Task item — Find the word "ffffff" in the data below and copy each line that holds it.

[Entries from a dataset of interfaces]
--- START ---
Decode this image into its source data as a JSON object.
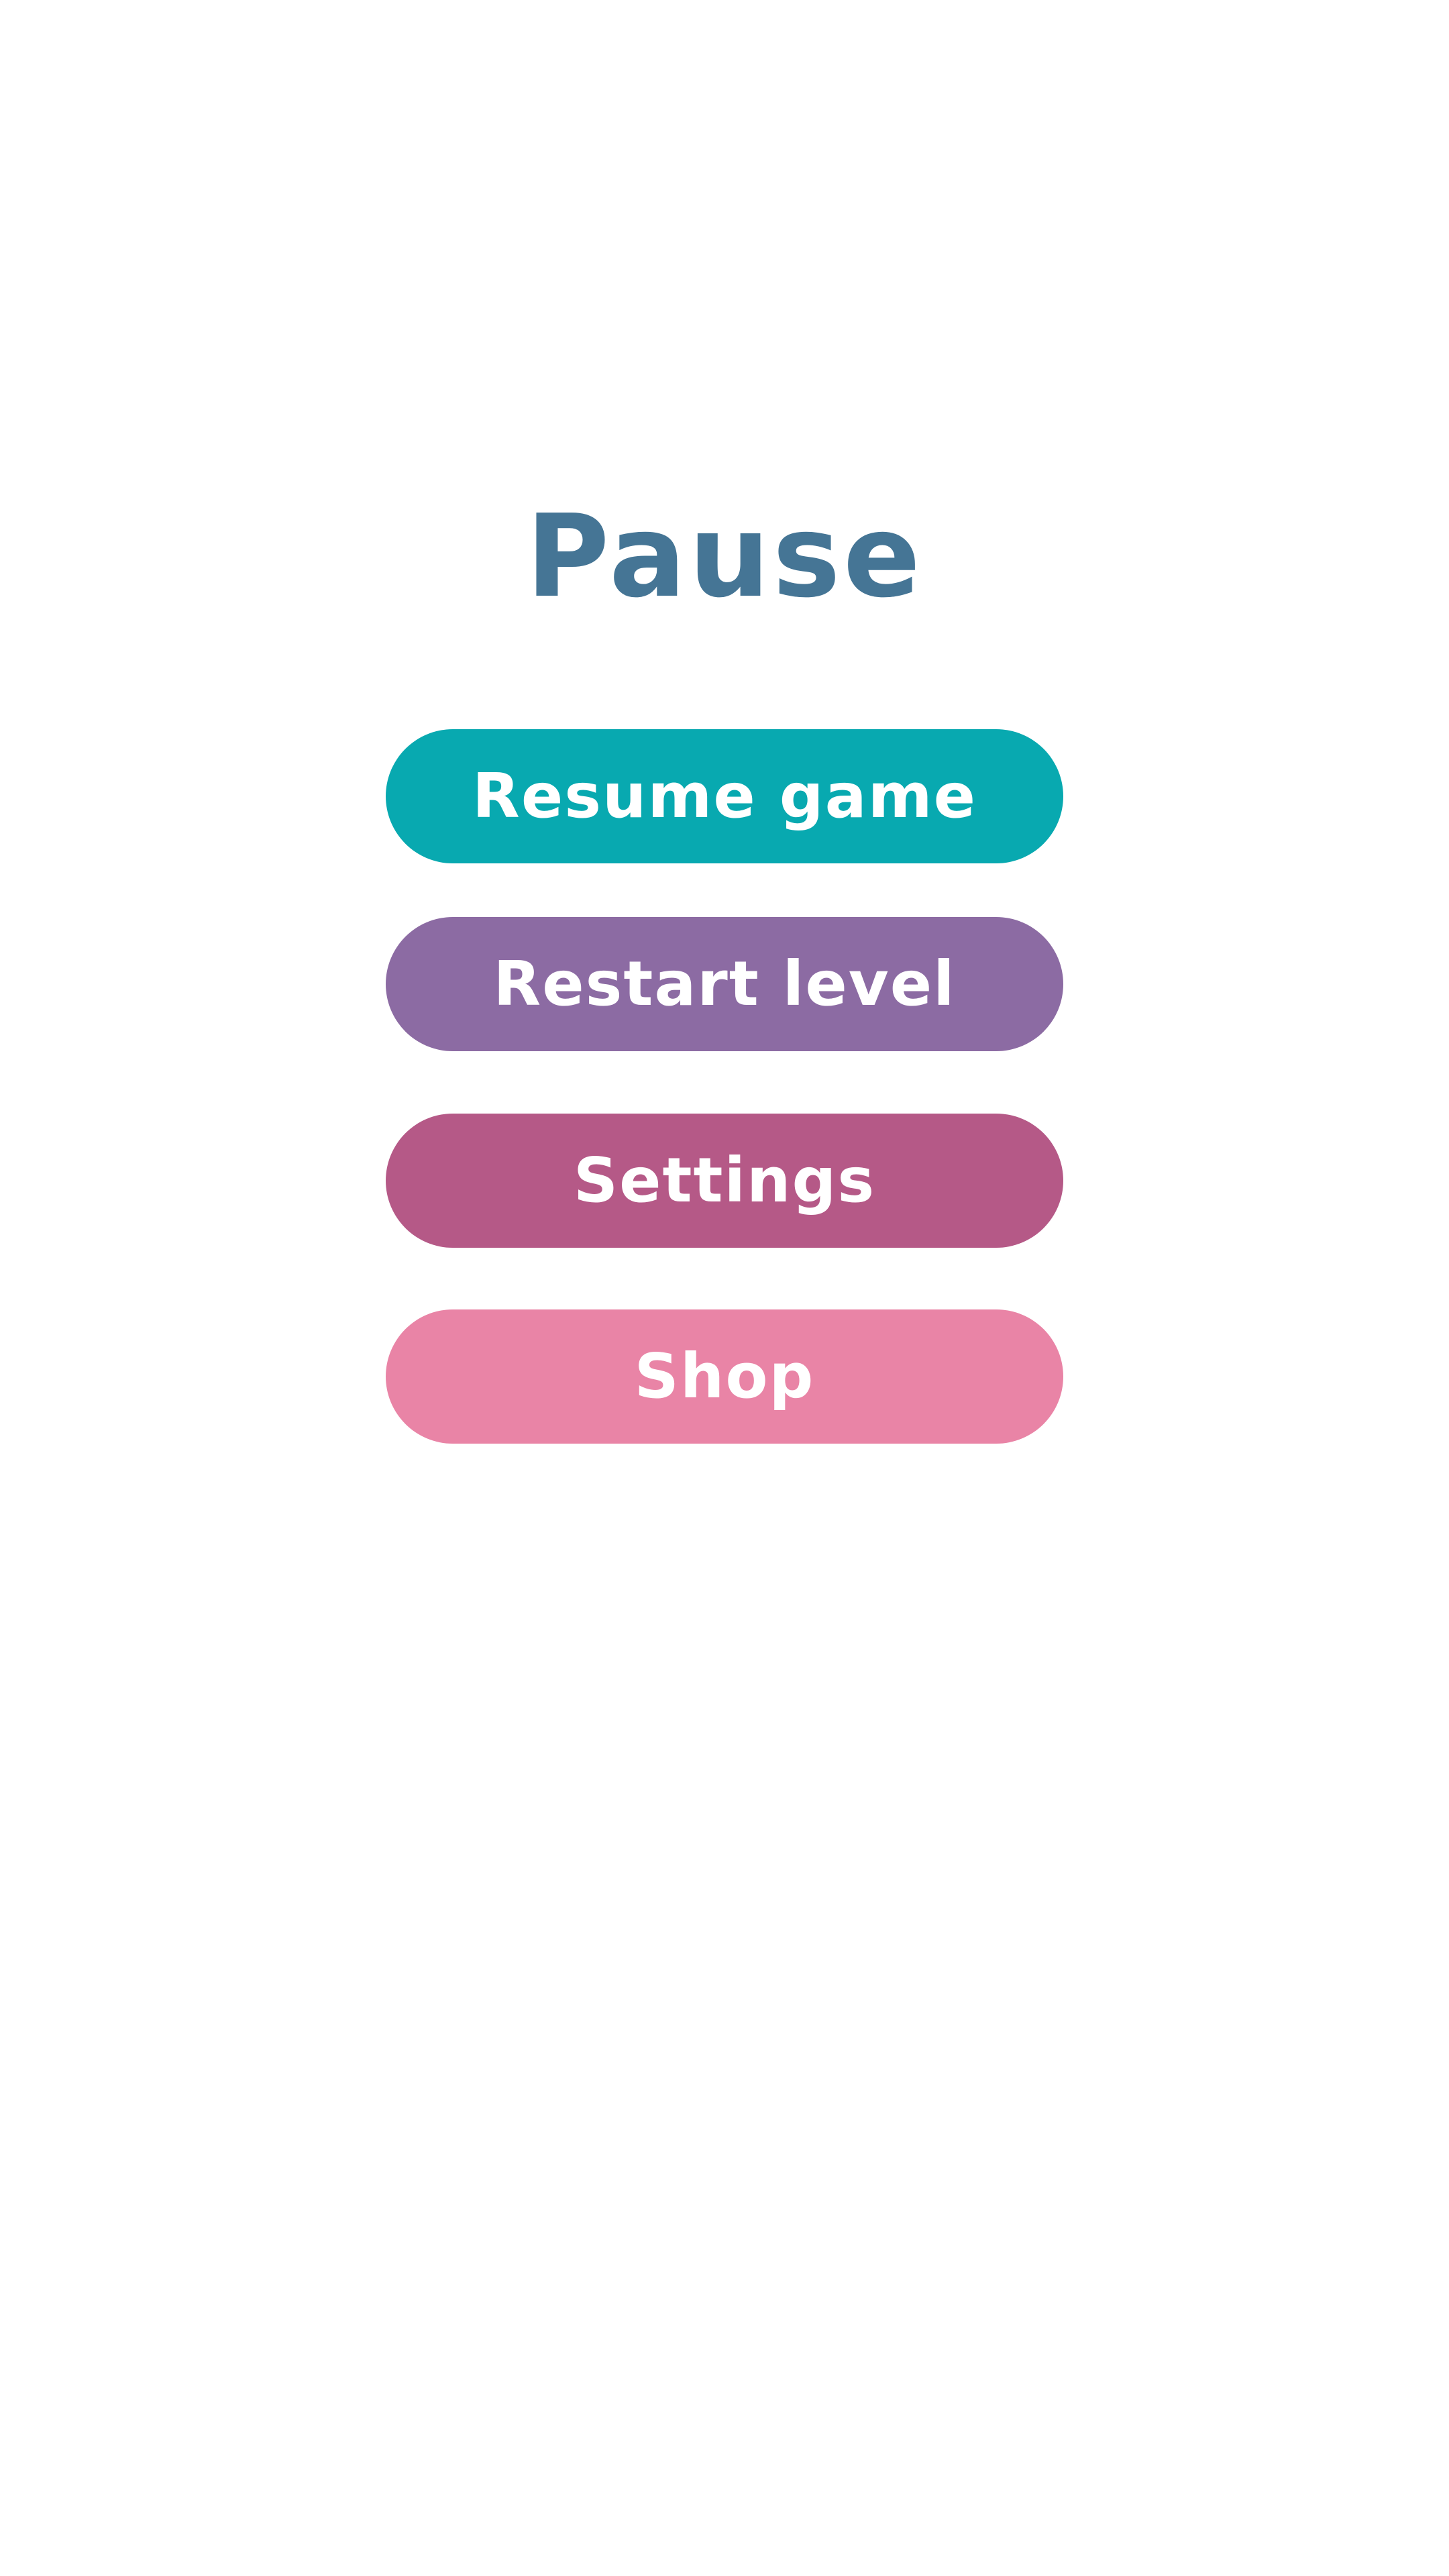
{
  "screen": {
    "title": "Pause",
    "title_color": "#457595",
    "background_color": "#ffffff"
  },
  "menu": {
    "items": [
      {
        "label": "Resume game",
        "color": "#08a9b0"
      },
      {
        "label": "Restart level",
        "color": "#8c6ba3"
      },
      {
        "label": "Settings",
        "color": "#b55987"
      },
      {
        "label": "Shop",
        "color": "#e984a6"
      }
    ],
    "label_color": "#ffffff"
  }
}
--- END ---
Exercise output —
    "background_color": "#ffffff"
    "label_color": "#ffffff"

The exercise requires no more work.